AIM OF THE TASK: Pick every line from the data that holds the word "shortcut".

━━━ EXTRACTED DATA ━━━

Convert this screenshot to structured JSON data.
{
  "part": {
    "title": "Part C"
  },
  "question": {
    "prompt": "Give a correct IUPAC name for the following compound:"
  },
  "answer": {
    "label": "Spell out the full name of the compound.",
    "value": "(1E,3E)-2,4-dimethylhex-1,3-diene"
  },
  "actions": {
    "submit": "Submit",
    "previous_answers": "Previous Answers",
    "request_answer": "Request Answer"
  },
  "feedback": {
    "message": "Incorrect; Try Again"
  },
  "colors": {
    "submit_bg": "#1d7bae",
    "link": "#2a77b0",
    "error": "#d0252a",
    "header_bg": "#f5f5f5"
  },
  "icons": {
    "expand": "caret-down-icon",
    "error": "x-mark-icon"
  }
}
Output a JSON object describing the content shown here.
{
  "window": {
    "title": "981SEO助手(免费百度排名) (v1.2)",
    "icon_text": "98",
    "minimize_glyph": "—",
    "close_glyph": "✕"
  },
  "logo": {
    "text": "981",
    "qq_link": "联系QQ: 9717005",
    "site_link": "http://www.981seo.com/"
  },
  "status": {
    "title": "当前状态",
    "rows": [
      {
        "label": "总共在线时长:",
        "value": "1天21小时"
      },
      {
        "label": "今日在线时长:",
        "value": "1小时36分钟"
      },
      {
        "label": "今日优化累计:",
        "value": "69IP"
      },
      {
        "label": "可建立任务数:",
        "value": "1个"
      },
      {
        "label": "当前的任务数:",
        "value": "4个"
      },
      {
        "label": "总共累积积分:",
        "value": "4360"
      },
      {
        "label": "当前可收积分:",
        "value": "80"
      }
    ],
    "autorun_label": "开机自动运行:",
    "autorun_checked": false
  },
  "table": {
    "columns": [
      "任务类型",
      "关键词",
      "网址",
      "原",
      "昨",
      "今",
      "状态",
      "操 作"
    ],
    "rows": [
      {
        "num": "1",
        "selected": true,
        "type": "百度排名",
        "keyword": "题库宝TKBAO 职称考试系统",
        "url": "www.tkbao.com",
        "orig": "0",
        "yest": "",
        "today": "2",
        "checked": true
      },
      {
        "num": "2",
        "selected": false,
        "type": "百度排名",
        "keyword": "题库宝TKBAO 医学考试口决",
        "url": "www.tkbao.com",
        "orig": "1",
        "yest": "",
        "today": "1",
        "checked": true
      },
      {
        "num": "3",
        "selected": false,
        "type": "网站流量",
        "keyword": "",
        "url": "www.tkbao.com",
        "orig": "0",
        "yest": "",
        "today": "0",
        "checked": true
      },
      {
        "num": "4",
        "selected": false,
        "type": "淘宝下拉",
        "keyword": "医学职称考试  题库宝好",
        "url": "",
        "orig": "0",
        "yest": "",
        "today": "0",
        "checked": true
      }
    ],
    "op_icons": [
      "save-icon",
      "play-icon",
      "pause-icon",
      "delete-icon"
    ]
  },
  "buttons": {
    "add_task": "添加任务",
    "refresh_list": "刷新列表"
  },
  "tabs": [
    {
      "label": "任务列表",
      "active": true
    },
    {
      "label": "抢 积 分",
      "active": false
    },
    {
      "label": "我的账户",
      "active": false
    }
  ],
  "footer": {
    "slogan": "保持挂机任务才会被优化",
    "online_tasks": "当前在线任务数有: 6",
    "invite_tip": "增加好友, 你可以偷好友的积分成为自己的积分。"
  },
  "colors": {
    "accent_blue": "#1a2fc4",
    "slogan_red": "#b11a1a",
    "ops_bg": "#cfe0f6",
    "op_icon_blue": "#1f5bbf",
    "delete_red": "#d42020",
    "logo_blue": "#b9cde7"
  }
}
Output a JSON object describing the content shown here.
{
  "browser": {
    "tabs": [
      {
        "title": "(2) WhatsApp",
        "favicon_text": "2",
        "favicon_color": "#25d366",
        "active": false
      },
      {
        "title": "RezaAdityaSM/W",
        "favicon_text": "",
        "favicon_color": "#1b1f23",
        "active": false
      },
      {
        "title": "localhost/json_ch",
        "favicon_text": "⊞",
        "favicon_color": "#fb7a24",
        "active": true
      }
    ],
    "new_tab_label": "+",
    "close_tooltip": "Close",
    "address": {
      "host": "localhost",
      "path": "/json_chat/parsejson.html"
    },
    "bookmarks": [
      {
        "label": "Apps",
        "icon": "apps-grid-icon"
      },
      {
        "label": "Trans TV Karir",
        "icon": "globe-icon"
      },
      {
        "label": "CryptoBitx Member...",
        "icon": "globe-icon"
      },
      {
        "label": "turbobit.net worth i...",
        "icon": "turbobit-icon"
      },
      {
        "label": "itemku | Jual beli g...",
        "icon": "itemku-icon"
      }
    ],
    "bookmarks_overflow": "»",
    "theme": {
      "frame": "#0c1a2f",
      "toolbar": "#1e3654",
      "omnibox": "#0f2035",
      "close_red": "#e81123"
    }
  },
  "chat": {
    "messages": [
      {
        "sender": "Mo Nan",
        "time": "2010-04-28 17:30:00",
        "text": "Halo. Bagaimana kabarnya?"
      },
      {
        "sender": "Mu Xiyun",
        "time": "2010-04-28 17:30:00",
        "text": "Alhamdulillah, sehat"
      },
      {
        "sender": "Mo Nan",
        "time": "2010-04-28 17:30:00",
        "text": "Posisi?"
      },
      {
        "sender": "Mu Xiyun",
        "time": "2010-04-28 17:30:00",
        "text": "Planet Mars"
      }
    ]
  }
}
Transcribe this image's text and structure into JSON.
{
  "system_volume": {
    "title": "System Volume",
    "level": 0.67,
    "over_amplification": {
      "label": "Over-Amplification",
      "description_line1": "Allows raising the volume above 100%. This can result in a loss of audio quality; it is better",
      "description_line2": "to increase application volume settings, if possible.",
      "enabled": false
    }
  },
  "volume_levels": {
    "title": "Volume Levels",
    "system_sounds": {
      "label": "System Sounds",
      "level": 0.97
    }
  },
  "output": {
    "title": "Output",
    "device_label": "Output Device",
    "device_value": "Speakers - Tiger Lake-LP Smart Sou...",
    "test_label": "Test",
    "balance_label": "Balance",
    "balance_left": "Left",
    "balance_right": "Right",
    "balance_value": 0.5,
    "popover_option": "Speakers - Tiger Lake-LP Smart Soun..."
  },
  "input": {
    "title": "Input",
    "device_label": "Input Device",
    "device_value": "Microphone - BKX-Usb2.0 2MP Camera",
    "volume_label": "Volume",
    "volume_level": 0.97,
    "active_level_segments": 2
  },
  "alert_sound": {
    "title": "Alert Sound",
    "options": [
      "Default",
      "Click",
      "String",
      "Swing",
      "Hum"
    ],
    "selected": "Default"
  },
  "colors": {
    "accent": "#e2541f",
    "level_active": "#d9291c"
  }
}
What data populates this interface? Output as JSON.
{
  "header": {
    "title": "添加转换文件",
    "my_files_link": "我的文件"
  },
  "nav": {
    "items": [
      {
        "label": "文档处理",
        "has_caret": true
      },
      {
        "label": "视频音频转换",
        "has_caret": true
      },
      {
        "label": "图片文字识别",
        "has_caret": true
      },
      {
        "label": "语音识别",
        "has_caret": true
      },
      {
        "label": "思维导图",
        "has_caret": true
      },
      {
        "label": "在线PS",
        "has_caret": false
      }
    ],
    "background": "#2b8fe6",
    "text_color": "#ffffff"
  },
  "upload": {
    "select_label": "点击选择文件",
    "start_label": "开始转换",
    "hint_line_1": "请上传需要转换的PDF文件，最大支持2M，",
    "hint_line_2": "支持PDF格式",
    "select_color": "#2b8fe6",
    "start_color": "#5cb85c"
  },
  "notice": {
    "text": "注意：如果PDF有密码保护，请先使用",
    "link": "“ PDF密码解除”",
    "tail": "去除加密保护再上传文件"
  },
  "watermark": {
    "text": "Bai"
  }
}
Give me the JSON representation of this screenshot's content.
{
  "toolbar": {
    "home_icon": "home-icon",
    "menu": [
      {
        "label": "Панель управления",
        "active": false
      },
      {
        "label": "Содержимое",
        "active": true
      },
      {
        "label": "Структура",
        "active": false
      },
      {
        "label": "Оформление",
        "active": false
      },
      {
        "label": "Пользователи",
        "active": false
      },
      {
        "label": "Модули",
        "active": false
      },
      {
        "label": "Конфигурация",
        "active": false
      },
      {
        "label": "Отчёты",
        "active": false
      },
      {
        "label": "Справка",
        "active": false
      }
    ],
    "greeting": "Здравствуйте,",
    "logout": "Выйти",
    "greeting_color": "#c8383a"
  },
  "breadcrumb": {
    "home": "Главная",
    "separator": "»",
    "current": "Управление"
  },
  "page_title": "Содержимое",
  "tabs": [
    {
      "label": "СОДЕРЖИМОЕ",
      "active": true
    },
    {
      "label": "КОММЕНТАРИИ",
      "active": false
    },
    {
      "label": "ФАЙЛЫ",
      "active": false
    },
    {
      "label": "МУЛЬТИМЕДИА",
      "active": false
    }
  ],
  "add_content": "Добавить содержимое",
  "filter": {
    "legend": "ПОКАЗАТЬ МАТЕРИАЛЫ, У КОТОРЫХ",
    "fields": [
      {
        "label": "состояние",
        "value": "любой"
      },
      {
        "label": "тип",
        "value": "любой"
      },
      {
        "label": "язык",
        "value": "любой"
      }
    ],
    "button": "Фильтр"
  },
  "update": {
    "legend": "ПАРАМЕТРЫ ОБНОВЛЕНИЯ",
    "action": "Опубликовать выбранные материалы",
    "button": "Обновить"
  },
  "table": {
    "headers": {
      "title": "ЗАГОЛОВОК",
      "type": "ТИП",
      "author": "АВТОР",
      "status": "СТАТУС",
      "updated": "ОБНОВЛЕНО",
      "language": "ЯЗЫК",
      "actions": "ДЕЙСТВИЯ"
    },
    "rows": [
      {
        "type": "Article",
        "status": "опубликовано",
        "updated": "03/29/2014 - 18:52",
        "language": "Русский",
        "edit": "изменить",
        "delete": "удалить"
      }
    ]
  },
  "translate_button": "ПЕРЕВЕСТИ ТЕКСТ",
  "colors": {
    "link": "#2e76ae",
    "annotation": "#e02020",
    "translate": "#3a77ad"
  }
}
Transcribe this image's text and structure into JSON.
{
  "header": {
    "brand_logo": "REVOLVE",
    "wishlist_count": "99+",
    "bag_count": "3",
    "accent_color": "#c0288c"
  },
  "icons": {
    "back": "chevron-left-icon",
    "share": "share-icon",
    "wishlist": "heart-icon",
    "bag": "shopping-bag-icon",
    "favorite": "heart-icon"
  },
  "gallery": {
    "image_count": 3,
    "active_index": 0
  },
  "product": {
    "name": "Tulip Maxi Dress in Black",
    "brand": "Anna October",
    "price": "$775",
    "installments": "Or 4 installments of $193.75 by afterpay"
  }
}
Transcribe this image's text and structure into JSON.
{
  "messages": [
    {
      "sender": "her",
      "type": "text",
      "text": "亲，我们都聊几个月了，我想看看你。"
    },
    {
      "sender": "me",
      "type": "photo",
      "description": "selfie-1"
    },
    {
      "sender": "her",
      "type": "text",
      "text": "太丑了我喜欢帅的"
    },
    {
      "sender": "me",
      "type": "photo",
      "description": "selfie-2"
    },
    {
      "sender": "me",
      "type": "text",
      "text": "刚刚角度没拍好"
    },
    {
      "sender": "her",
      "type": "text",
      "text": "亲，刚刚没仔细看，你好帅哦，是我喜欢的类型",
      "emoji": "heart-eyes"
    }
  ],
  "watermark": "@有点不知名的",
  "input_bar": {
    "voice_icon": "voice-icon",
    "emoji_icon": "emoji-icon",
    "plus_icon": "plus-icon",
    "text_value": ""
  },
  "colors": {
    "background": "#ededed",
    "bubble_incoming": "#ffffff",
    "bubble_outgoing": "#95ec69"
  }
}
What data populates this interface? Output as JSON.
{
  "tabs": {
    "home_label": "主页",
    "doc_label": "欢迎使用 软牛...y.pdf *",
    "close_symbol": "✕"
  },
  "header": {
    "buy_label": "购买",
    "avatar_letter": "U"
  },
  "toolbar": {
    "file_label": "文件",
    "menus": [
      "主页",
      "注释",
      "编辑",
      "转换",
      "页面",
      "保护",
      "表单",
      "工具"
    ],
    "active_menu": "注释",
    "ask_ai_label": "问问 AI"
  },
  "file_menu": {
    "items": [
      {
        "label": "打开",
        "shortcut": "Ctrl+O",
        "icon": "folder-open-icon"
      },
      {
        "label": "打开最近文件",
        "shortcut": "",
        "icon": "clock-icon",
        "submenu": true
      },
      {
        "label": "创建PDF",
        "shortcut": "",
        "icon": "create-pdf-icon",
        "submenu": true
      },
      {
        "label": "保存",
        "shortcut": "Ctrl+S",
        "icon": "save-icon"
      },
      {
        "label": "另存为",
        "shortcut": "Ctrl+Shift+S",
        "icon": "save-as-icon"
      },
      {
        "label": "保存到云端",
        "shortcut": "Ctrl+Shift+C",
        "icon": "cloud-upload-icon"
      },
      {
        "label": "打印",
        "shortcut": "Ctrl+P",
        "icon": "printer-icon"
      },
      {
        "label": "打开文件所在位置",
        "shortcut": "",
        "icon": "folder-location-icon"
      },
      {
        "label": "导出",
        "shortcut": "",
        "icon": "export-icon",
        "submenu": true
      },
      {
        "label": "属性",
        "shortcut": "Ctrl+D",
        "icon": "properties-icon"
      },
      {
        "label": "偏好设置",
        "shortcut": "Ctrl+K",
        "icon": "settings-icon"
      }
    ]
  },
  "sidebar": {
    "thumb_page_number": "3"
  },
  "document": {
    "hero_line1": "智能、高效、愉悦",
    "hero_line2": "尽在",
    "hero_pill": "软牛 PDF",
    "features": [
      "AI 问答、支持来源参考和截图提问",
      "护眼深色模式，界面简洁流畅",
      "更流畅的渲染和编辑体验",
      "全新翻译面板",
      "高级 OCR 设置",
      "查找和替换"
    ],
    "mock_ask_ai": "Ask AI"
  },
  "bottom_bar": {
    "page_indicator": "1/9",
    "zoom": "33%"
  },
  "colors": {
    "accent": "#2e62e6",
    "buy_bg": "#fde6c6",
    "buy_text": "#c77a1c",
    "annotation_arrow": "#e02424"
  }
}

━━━

REPLY:
        "shortcut": "Ctrl+O",
        "shortcut": "",
        "shortcut": "",
        "shortcut": "Ctrl+S",
        "shortcut": "Ctrl+Shift+S",
        "shortcut": "Ctrl+Shift+C",
        "shortcut": "Ctrl+P",
        "shortcut": "",
        "shortcut": "",
        "shortcut": "Ctrl+D",
        "shortcut": "Ctrl+K",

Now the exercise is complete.